Above is a summary of graphs adapted from Kurt Vonnegut’s presentation on the Shapes of Stories. His presentation is brilliantly funny (and short) and you can watch it here. These graphs got me thinking about how all of us would display the ups and downs of our lives. Do we fit a profile like the ‘best sellers’ Kurt has outlined?
More importantly, I would like people to think about what trajectory they are on. Working with people over the last few years, I have felt that they want to find that infinite good fortune. However their actions, thoughts and beliefs are not leading them on this path, there is little motivation to get there or set up the circumstances to make this possible. They live with many regrets or gravitate towards nostalgia. There are many elements out of our control and those can be overwhelming but not doing anything about what is in your control means you play no role in shaping your graph.
The patterns I see emerging sparked a thought about how they would fit with Kurt’s graphs.
Its simplistic but here is how I would graph it.
Obviously this is a blunt generalisation but I am aiming for the trendline.
There is also a quote by Henry David Thoreau “The mass of men lead lives of quiet desperation” that resonated with me when thinking about this.

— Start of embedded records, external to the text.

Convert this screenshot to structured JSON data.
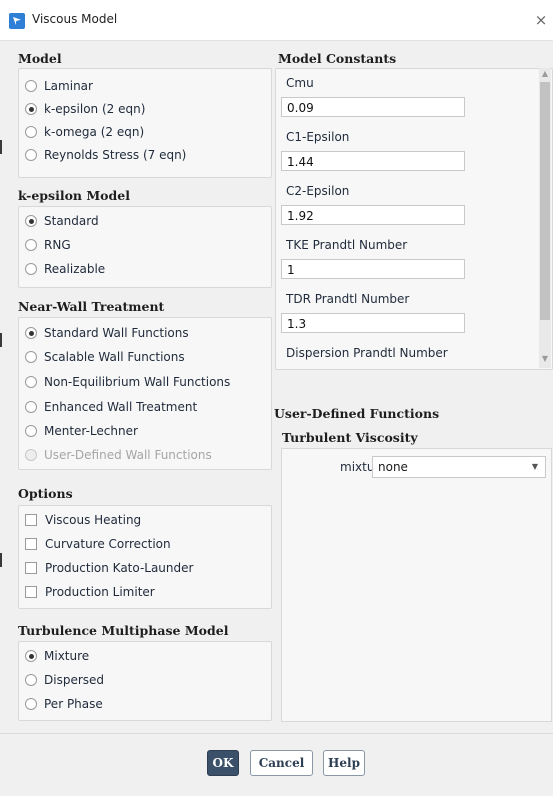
{
  "window": {
    "title": "Viscous Model",
    "icon": "fluent-app-icon",
    "close": "×"
  },
  "model": {
    "title": "Model",
    "options": [
      {
        "label": "Laminar",
        "selected": false
      },
      {
        "label": "k-epsilon (2 eqn)",
        "selected": true
      },
      {
        "label": "k-omega (2 eqn)",
        "selected": false
      },
      {
        "label": "Reynolds Stress (7 eqn)",
        "selected": false
      }
    ]
  },
  "kepsilon_model": {
    "title": "k-epsilon Model",
    "options": [
      {
        "label": "Standard",
        "selected": true
      },
      {
        "label": "RNG",
        "selected": false
      },
      {
        "label": "Realizable",
        "selected": false
      }
    ]
  },
  "near_wall": {
    "title": "Near-Wall Treatment",
    "options": [
      {
        "label": "Standard Wall Functions",
        "selected": true
      },
      {
        "label": "Scalable Wall Functions",
        "selected": false
      },
      {
        "label": "Non-Equilibrium Wall Functions",
        "selected": false
      },
      {
        "label": "Enhanced Wall Treatment",
        "selected": false
      },
      {
        "label": "Menter-Lechner",
        "selected": false
      },
      {
        "label": "User-Defined Wall Functions",
        "selected": false,
        "disabled": true
      }
    ]
  },
  "options": {
    "title": "Options",
    "checks": [
      {
        "label": "Viscous Heating",
        "checked": false
      },
      {
        "label": "Curvature Correction",
        "checked": false
      },
      {
        "label": "Production Kato-Launder",
        "checked": false
      },
      {
        "label": "Production Limiter",
        "checked": false
      }
    ]
  },
  "multiphase": {
    "title": "Turbulence Multiphase Model",
    "options": [
      {
        "label": "Mixture",
        "selected": true
      },
      {
        "label": "Dispersed",
        "selected": false
      },
      {
        "label": "Per Phase",
        "selected": false
      }
    ]
  },
  "constants": {
    "title": "Model Constants",
    "items": [
      {
        "label": "Cmu",
        "value": "0.09"
      },
      {
        "label": "C1-Epsilon",
        "value": "1.44"
      },
      {
        "label": "C2-Epsilon",
        "value": "1.92"
      },
      {
        "label": "TKE Prandtl Number",
        "value": "1"
      },
      {
        "label": "TDR Prandtl Number",
        "value": "1.3"
      },
      {
        "label": "Dispersion Prandtl Number"
      }
    ]
  },
  "udf": {
    "title": "User-Defined Functions",
    "subtitle": "Turbulent Viscosity",
    "mixture_label": "mixture",
    "mixture_value": "none"
  },
  "buttons": {
    "ok": "OK",
    "cancel": "Cancel",
    "help": "Help"
  },
  "colors": {
    "accent": "#3b5169",
    "panel": "#f7f7f7",
    "background": "#f0f0f0"
  }
}
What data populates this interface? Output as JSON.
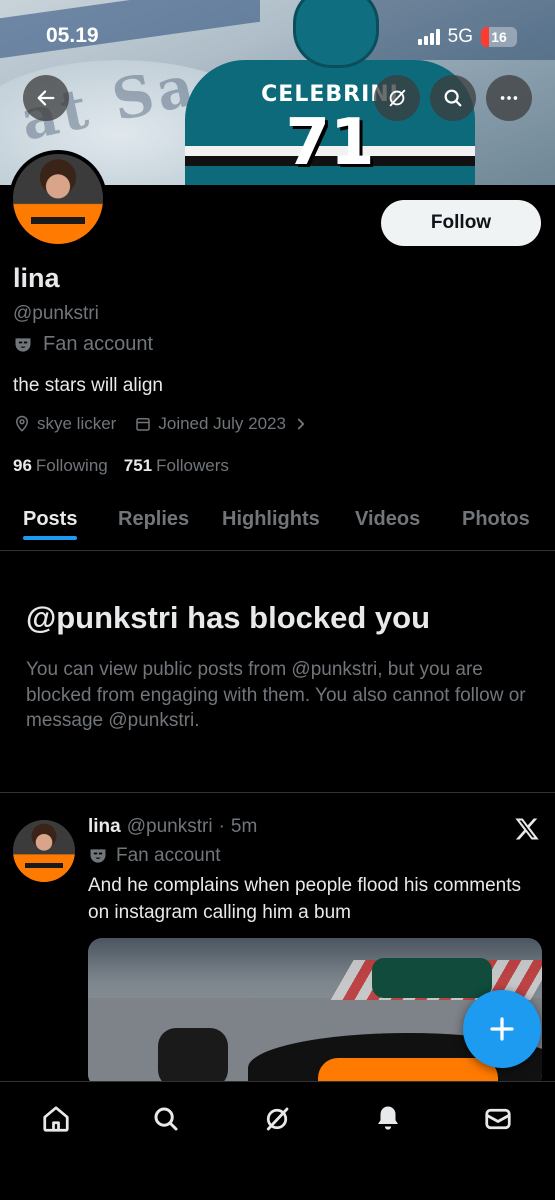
{
  "status_bar": {
    "time": "05.19",
    "network": "5G",
    "battery": "16"
  },
  "profile": {
    "name": "lina",
    "handle": "@punkstri",
    "label": "Fan account",
    "bio": "the stars will align",
    "location": "skye licker",
    "joined": "Joined July 2023",
    "following_count": "96",
    "following_label": "Following",
    "followers_count": "751",
    "followers_label": "Followers",
    "follow_button": "Follow"
  },
  "banner": {
    "jersey_name": "CELEBRINI",
    "jersey_number": "71",
    "ghost_text": "at Sa"
  },
  "tabs": [
    {
      "label": "Posts"
    },
    {
      "label": "Replies"
    },
    {
      "label": "Highlights"
    },
    {
      "label": "Videos"
    },
    {
      "label": "Photos"
    }
  ],
  "blocked": {
    "title": "@punkstri has blocked you",
    "message": "You can view public posts from @punkstri, but you are blocked from engaging with them. You also cannot follow or message @punkstri."
  },
  "post": {
    "name": "lina",
    "handle": "@punkstri",
    "dot": "·",
    "time": "5m",
    "label": "Fan account",
    "text": "And he complains when people flood his comments on instagram calling him a bum"
  },
  "colors": {
    "accent": "#1d9bf0",
    "background": "#000000",
    "muted": "#71767b",
    "text": "#e7e9ea"
  },
  "icons": [
    "back-arrow-icon",
    "grok-icon",
    "search-icon",
    "more-icon",
    "fan-mask-icon",
    "location-icon",
    "calendar-icon",
    "chevron-right-icon",
    "x-logo-icon",
    "plus-icon",
    "home-icon",
    "notifications-icon",
    "messages-icon"
  ]
}
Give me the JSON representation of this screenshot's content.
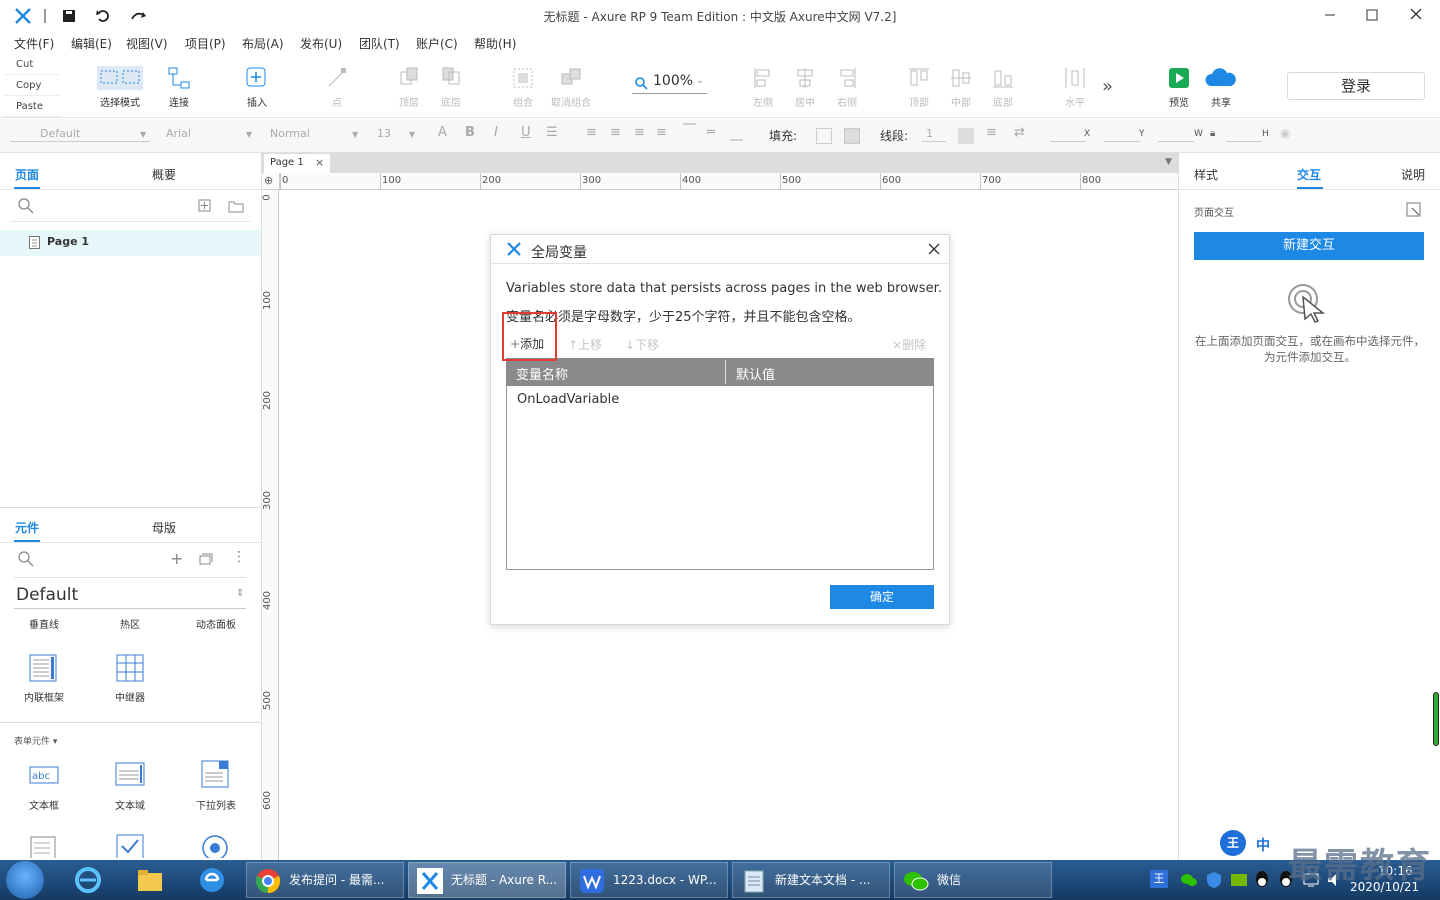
{
  "titlebar": {
    "title": "无标题 - Axure RP 9 Team Edition : 中文版   Axure中文网 V7.2]"
  },
  "menu": [
    "文件(F)",
    "编辑(E)",
    "视图(V)",
    "项目(P)",
    "布局(A)",
    "发布(U)",
    "团队(T)",
    "账户(C)",
    "帮助(H)"
  ],
  "clipboard": {
    "cut": "Cut",
    "copy": "Copy",
    "paste": "Paste"
  },
  "toolbar": {
    "select_mode": "选择模式",
    "connect": "连接",
    "insert": "插入",
    "point": "点",
    "top_layer": "顶层",
    "bottom_layer": "底层",
    "group": "组合",
    "ungroup": "取消组合",
    "zoom": "100%",
    "left": "左侧",
    "center": "居中",
    "right": "右侧",
    "top": "顶部",
    "middle": "中部",
    "bottom": "底部",
    "horizontal": "水平",
    "preview": "预览",
    "share": "共享",
    "login": "登录"
  },
  "format": {
    "style": "Default",
    "font": "Arial",
    "weight": "Normal",
    "size": "13",
    "fill": "填充:",
    "line": "线段:",
    "line_value": "1",
    "x": "X",
    "y": "Y",
    "w": "W",
    "h": "H"
  },
  "left_panel": {
    "tabs": {
      "pages": "页面",
      "outline": "概要"
    },
    "page_item": "Page 1",
    "lib_tabs": {
      "widgets": "元件",
      "masters": "母版"
    },
    "library": "Default",
    "widgets_row1": [
      "垂直线",
      "热区",
      "动态面板"
    ],
    "widgets_row2": [
      "内联框架",
      "中继器"
    ],
    "form_section": "表单元件 ▾",
    "widgets_row3": [
      "文本框",
      "文本域",
      "下拉列表"
    ]
  },
  "canvas": {
    "page_tab": "Page 1",
    "hruler": [
      "0",
      "100",
      "200",
      "300",
      "400",
      "500",
      "600",
      "700",
      "800"
    ],
    "vruler": [
      "0",
      "100",
      "200",
      "300",
      "400",
      "500",
      "600"
    ]
  },
  "right_panel": {
    "tabs": {
      "style": "样式",
      "interaction": "交互",
      "notes": "说明"
    },
    "section": "页面交互",
    "new_interaction": "新建交互",
    "hint": "在上面添加页面交互，或在画布中选择元件，为元件添加交互。"
  },
  "dialog": {
    "title": "全局变量",
    "desc1": "Variables store data that persists across pages in the web browser.",
    "desc2": "变量名必须是字母数字，少于25个字符，并且不能包含空格。",
    "add": "添加",
    "move_up": "上移",
    "move_down": "下移",
    "delete": "删除",
    "col_name": "变量名称",
    "col_default": "默认值",
    "rows": [
      "OnLoadVariable"
    ],
    "ok": "确定"
  },
  "taskbar": {
    "tasks": [
      "发布提问 - 最需...",
      "无标题 - Axure R...",
      "1223.docx - WP...",
      "新建文本文档 - ...",
      "微信"
    ],
    "ime": "中",
    "time": "10:16",
    "date": "2020/10/21"
  },
  "watermark": "最需教育",
  "colors": {
    "accent": "#1e88e5",
    "highlight": "#e53935",
    "taskbar": "#1c4a78"
  }
}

Many of us may reflect that our childhood had a decent level of good fortune, whether real or remembered through rose tinted glasses. Then there would have been plenty of fluctuations during youth and into early adulthood. Have you have been following the checklist of life? Do well in school, get a degree, good job, buy a house, settle down but what what is next on the checklist after those big items are ticked. You also realise in adulthood the checklist hasn’t really contributed to your happiness. Each time you ticked a box it didn’t bump your graph line as high as you had hoped.
Following the standard checklist wasn’t driven by your internal desire for what you want to do and who you want to be. It is also based on extrinsic rewards rather than internal feelings. We are attached to lists like these because this guidance brings certainty and we are a social species, we want to fit in, be part of the herd. Sadly many items on the checklist encourages us to focus on the things we end up regretting the most.
What do we regret the most? Here is a list
I wish I’d had the courage to live a life true to myself, not the life others expected of me.
I wish I hadn’t worked so hard.
I wish I’d had the courage to express my feelings.
I wish I had stayed in touch with my friends.
I wish that I had let myself be happier.
To keep going on your checklist you need to be doing rather than spending time being. When you spend time being, it creates the space for you figure out who you really are, what you want to do with your life, where to devote your time without the shame you need to be following some defined path.
None of us are average, if you are experiencing life to its fullest your graph will have plenty of crests and troughs and if you are mindful of your emotions and feelings you will be able to guide your line upwards coming out of even the most adverse times.
If the common checklist isn’t your path, scrap it, it wasn’t made for individuals and if you have ticked all the boxes and still feel something is missing then you know what I am talking about. Start enhancing what you are in control of, your mindset, your emotional intelligence, your motivation, they are the elements that will ultimately shape your graph.